=== Work required ===
Copy each line of the data that has "this" in it.

=== Materials provided ===
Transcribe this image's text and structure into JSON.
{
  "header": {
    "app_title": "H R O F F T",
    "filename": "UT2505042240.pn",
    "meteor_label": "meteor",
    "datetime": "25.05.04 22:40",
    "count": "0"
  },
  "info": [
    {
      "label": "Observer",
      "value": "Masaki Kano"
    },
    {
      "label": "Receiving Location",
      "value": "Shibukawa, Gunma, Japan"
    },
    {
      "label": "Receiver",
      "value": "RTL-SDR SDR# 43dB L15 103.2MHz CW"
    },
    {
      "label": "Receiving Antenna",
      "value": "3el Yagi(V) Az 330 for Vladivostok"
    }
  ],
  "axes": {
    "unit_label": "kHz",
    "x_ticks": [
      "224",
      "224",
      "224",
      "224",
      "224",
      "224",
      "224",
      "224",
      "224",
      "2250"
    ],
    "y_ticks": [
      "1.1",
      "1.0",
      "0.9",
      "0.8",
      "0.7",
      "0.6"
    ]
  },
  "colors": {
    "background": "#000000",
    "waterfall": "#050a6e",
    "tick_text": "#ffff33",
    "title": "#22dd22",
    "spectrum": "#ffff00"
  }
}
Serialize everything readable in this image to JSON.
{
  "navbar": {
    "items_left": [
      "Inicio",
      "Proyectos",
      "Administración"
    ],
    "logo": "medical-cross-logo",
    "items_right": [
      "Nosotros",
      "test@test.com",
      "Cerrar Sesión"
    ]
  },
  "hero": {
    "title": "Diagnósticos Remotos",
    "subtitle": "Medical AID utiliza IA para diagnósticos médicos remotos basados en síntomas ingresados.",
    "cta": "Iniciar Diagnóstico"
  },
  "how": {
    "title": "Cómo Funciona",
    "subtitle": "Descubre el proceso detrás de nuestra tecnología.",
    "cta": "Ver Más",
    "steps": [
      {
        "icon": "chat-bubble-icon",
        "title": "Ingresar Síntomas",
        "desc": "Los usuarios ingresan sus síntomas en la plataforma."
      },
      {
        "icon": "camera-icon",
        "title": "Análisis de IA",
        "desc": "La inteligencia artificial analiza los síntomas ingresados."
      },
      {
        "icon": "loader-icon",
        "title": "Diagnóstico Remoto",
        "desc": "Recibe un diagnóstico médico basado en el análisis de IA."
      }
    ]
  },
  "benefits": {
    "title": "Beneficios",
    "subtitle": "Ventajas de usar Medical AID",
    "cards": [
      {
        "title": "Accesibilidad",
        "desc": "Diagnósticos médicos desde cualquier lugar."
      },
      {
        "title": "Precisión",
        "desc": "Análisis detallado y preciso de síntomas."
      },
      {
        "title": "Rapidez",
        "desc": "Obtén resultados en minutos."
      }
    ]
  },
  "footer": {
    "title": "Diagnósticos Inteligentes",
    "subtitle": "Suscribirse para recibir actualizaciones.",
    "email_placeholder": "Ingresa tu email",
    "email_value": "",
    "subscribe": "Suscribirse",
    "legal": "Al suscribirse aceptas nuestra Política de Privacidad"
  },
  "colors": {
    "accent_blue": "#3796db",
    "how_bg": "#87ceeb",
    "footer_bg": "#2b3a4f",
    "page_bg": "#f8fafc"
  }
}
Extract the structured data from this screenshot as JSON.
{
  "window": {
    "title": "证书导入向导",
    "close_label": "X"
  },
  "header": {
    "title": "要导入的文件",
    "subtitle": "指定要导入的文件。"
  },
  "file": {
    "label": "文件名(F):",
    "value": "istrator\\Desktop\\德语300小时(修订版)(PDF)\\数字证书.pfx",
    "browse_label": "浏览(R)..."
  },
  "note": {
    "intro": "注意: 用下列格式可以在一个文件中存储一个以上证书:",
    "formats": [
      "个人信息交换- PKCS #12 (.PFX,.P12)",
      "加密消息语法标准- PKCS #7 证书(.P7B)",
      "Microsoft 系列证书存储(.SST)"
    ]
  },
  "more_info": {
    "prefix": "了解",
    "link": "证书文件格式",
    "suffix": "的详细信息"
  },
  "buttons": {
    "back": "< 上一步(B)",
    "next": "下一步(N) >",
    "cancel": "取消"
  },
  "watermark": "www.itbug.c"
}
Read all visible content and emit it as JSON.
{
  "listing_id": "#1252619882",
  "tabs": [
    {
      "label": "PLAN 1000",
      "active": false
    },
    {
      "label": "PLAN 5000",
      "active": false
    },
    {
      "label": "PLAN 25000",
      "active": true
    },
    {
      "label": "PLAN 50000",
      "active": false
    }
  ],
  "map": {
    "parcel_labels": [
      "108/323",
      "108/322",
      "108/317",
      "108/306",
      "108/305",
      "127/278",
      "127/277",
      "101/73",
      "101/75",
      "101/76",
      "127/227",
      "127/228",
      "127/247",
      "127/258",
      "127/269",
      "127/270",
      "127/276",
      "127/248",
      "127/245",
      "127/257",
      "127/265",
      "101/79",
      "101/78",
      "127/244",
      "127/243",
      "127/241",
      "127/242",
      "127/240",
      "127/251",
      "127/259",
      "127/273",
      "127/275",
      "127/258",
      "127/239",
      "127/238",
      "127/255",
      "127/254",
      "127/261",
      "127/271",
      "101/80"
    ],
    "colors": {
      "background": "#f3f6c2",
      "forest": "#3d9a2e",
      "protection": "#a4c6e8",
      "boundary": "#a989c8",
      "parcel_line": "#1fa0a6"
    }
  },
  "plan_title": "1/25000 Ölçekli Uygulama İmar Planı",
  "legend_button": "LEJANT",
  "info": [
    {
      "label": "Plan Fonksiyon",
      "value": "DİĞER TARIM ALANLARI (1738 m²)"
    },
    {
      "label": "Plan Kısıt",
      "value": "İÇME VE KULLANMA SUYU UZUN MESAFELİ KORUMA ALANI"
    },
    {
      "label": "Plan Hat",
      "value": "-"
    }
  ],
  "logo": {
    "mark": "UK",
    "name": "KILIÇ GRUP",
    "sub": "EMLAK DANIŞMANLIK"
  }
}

=== Answer area ===
Transcribe this image's text and structure into JSON.
Serialize everything readable in this image to JSON.
Extract the structured data from this screenshot as JSON.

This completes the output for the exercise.